This is how we configured Pressy: one short press to take a photo with both cameras, one long press to record a video with our rear camera, two short presses to call our favourite contact, two long presses to open our SMS app, three short presses to lock our screen rotation, and finally, three long presses to kick on the rear flash of our HTC One (M8). Each trigger worked perfectly (and served up a use alert), without any glitches.
If you want your trigger to respond hastily upon pressing Pressy, you can change the response time under settings. We initially had our triggers set to normal, rather than slow or fast, and found that there was a bit of lag when launching entire apps like SMS or Camera. Switching the speed to fast greatly improved response times. Keep in mind the Pressy app warns slow is "easier to perform".
Is it really almighty?
Pressy has the "Almighty Android Button" slogan, but is it really that almighty? Yes, kind of.
It's basically like a task-launching app but in the form of a physical add-on button for your Android device. It's not at all inconvenient, because you can remove the Pressy button, then plug in your headphones, and still use Pressy. The app recognises and supports headphone controls, meaning you can listen to music and still press the button on your headphone cord in order to use triggers. Amazing, right?
We absolutely love how easy Press is to set up and use. Anyone from children to elderly could figure out how Pressy works. The problem lies in remembering to use Pressy. While we were blown away by the extra functionality Pressy provides, the wow-factor only lasted a few days before we kept forgetting Pressy was even plugged into our Android device. What's worse is we forgot our button-press combinations after a while.

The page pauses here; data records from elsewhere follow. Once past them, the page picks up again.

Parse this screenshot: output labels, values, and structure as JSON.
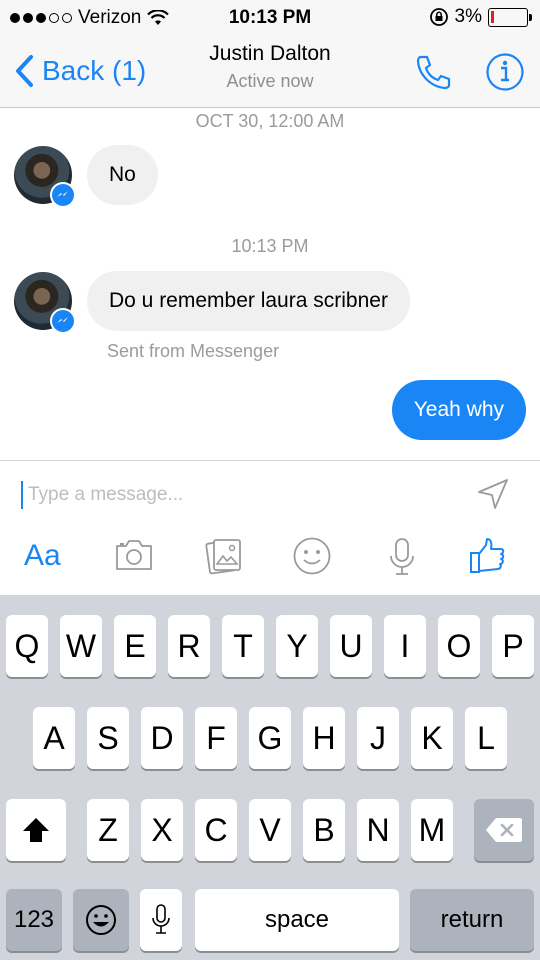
{
  "status_bar": {
    "carrier": "Verizon",
    "time": "10:13 PM",
    "battery": "3%"
  },
  "nav": {
    "back_label": "Back (1)",
    "contact_name": "Justin Dalton",
    "contact_status": "Active now"
  },
  "chat": {
    "timestamp_1": "OCT 30, 12:00 AM",
    "message_1": "No",
    "timestamp_2": "10:13 PM",
    "message_2": "Do u remember laura scribner",
    "sent_note": "Sent from Messenger",
    "message_3": "Yeah why"
  },
  "composer": {
    "placeholder": "Type a message...",
    "aa_label": "Aa"
  },
  "keyboard": {
    "row1": [
      "Q",
      "W",
      "E",
      "R",
      "T",
      "Y",
      "U",
      "I",
      "O",
      "P"
    ],
    "row2": [
      "A",
      "S",
      "D",
      "F",
      "G",
      "H",
      "J",
      "K",
      "L"
    ],
    "row3": [
      "Z",
      "X",
      "C",
      "V",
      "B",
      "N",
      "M"
    ],
    "numbers_label": "123",
    "space_label": "space",
    "return_label": "return"
  },
  "colors": {
    "accent": "#1a86f5",
    "incoming_bubble": "#f0f0f0",
    "keyboard_bg": "#d1d5db"
  }
}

We could always open the Pressy app and view our triggers to see what we previously configured, though that would defeat the entire purpose of having an almighty button. Pressy aims to both hasten and advance how we currently interact with Android devices and installed apps. We though it was simple, fun, and extraordinarily useful, kind of like Google Chromecast, but it's also no life-changing gadget just yet.
If you want to see if Pressy adds more value to your mobile experience, then by all means go ahead. It only costs $27, after all. You can order Pressy today from the Pressy website and get it shipped to your door within two weeks. Shipping in the US is free.